Try it: Starting at the top line, return each entry word for word.

================================

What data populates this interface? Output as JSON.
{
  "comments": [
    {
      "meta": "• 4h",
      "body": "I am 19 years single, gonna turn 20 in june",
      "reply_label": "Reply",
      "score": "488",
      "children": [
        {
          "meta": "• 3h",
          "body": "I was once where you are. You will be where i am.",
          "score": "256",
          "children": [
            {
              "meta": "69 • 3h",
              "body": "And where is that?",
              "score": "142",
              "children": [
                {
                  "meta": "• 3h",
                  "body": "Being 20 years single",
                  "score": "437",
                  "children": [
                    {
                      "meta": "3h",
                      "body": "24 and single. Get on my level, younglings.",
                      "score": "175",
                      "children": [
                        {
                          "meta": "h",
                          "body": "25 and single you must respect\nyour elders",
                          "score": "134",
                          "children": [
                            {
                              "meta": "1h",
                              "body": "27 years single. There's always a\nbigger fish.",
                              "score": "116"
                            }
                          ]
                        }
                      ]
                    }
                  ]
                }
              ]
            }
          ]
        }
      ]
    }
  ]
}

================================

Answer below:
What data populates this interface? Output as JSON.
{
  "comments": [
    {
      "meta": "• 4h",
      "body": "I am 19 years single, gonna turn 20 in june",
      "reply_label": "Reply",
      "score": "488",
      "children": [
        {
          "meta": "• 3h",
          "body": "I was once where you are. You will be where i am.",
          "score": "256",
          "children": [
            {
              "meta": "69 • 3h",
              "body": "And where is that?",
              "score": "142",
              "children": [
                {
                  "meta": "• 3h",
                  "body": "Being 20 years single",
                  "score": "437",
                  "children": [
                    {
                      "meta": "3h",
                      "body": "24 and single. Get on my level, younglings.",
                      "score": "175",
                      "children": [
                        {
                          "meta": "h",
                          "body": "25 and single you must respect\nyour elders",
                          "score": "134",
                          "children": [
                            {
                              "meta": "1h",
                              "body": "27 years single. There's always a\nbigger fish.",
                              "score": "116"
                            }
                          ]
                        }
                      ]
                    }
                  ]
                }
              ]
            }
          ]
        }
      ]
    }
  ]
}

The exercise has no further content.